►

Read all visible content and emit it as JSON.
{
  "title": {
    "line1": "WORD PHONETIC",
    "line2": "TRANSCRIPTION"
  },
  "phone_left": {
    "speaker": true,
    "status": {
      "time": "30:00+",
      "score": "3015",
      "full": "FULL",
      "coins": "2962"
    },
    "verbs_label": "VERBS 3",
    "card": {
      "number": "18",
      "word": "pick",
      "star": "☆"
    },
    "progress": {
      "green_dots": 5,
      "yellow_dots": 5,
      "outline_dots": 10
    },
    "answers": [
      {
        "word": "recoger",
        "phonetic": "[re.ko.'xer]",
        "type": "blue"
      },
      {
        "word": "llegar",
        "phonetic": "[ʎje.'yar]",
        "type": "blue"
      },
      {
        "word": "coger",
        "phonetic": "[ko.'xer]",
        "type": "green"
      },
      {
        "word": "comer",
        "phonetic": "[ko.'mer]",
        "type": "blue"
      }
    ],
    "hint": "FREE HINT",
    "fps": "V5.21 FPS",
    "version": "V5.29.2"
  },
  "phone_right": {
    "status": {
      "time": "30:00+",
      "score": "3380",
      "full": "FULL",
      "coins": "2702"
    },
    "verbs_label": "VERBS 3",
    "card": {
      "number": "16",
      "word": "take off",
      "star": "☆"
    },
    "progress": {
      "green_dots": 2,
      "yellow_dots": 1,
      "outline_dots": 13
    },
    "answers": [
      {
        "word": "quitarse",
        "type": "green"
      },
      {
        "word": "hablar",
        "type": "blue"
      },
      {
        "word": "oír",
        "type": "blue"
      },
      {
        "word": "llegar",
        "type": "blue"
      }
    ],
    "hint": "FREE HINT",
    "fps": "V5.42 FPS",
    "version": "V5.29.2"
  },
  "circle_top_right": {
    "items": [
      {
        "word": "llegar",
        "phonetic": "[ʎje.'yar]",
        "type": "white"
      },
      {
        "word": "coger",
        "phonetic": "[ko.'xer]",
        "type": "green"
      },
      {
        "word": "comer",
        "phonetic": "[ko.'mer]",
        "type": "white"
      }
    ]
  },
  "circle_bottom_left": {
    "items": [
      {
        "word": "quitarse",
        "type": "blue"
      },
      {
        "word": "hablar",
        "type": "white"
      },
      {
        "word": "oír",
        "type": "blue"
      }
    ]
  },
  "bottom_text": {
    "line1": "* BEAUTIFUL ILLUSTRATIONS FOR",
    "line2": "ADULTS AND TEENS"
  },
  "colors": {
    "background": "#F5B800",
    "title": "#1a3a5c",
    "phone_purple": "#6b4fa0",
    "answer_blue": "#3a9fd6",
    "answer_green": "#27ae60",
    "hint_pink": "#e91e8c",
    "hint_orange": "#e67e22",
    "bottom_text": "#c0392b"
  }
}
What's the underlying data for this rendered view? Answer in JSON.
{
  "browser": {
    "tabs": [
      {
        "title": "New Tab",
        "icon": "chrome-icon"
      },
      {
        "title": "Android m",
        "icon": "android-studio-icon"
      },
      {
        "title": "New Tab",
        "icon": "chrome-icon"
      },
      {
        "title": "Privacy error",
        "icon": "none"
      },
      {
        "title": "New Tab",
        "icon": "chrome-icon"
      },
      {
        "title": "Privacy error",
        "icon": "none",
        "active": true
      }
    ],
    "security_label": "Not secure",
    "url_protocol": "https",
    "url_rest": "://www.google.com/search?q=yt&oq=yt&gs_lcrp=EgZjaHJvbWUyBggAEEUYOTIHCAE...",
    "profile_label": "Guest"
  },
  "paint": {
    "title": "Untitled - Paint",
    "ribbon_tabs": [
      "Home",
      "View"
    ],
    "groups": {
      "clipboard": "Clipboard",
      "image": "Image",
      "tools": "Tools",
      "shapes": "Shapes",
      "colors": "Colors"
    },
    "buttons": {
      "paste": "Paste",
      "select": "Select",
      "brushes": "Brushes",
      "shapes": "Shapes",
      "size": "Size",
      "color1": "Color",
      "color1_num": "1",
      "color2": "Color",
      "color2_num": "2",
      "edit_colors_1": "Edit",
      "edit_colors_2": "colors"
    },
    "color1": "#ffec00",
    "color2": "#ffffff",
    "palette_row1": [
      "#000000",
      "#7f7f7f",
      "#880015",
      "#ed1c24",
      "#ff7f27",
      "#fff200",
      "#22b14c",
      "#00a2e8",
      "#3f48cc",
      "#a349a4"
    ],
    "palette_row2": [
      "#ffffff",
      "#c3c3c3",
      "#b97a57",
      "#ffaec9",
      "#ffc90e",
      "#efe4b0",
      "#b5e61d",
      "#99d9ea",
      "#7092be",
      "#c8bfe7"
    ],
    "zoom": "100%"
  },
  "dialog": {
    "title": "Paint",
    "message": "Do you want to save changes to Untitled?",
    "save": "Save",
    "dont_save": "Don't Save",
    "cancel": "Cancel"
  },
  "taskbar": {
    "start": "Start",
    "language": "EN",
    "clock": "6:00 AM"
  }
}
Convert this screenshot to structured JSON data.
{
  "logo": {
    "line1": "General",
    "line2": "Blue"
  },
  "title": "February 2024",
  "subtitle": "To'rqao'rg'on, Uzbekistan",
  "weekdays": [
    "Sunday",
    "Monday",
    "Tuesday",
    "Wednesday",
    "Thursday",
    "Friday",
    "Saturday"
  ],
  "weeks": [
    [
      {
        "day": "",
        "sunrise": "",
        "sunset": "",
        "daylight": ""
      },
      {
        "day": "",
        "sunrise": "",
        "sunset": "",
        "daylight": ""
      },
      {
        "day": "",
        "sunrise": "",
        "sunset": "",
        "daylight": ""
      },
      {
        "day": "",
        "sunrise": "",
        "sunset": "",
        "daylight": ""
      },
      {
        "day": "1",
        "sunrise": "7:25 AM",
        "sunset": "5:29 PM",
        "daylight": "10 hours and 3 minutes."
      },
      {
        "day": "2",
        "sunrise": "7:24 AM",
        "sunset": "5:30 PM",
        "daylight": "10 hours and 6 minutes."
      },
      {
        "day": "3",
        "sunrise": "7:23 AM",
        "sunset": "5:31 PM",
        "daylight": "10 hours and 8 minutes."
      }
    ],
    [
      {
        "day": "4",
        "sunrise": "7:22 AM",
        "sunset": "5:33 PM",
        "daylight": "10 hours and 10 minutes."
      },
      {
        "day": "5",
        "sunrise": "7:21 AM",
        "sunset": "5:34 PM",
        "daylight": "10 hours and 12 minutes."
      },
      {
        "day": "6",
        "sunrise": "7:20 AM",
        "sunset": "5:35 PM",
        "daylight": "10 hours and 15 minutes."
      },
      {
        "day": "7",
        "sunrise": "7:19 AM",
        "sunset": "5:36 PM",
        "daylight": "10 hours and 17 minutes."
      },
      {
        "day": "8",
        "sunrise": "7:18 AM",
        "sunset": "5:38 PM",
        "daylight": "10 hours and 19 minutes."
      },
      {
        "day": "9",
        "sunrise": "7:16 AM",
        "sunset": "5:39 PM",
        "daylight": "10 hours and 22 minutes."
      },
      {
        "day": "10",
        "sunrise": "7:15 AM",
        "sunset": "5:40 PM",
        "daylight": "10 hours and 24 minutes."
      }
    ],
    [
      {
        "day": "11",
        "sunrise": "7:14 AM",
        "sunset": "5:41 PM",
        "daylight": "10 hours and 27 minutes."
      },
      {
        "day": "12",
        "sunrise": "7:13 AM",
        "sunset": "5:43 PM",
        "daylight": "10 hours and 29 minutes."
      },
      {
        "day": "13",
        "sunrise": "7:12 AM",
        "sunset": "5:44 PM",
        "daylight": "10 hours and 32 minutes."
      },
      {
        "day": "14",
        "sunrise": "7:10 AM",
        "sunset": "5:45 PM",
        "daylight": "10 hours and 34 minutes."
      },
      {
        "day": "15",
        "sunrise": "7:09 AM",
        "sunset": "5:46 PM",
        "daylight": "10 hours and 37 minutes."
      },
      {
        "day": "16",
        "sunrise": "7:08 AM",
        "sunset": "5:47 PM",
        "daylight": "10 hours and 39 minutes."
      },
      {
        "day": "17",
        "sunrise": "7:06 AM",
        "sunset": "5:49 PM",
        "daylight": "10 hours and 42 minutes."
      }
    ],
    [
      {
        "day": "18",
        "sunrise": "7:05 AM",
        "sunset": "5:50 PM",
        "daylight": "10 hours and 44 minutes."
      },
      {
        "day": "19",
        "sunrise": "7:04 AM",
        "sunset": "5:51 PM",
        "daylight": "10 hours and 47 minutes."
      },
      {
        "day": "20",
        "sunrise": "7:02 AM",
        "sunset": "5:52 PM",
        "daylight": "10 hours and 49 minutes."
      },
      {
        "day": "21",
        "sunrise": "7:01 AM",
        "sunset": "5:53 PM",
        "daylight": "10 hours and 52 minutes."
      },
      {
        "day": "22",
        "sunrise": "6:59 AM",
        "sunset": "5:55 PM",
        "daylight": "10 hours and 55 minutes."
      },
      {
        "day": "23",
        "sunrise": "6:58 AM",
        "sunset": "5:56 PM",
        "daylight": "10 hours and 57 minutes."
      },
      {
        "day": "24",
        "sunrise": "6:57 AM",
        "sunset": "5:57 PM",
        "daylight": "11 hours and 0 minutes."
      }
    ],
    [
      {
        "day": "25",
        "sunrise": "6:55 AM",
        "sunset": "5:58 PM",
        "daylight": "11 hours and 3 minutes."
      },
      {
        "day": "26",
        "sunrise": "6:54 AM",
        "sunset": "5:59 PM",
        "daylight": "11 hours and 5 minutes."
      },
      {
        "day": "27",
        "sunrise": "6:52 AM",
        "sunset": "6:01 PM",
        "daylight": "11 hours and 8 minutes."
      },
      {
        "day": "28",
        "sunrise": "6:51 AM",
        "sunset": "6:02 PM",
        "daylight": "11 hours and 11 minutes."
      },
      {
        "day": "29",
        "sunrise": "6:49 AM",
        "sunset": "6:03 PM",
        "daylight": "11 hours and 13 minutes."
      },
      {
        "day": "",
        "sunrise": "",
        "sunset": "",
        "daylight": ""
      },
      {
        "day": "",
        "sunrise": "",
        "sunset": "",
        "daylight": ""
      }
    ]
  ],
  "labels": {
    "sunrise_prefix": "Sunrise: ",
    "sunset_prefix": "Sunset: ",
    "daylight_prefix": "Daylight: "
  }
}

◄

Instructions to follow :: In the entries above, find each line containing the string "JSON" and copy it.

Result of this task ::
Read all visible content and emit it as JSON.
What's the underlying data for this rendered view? Answer in JSON.
Convert this screenshot to structured JSON data.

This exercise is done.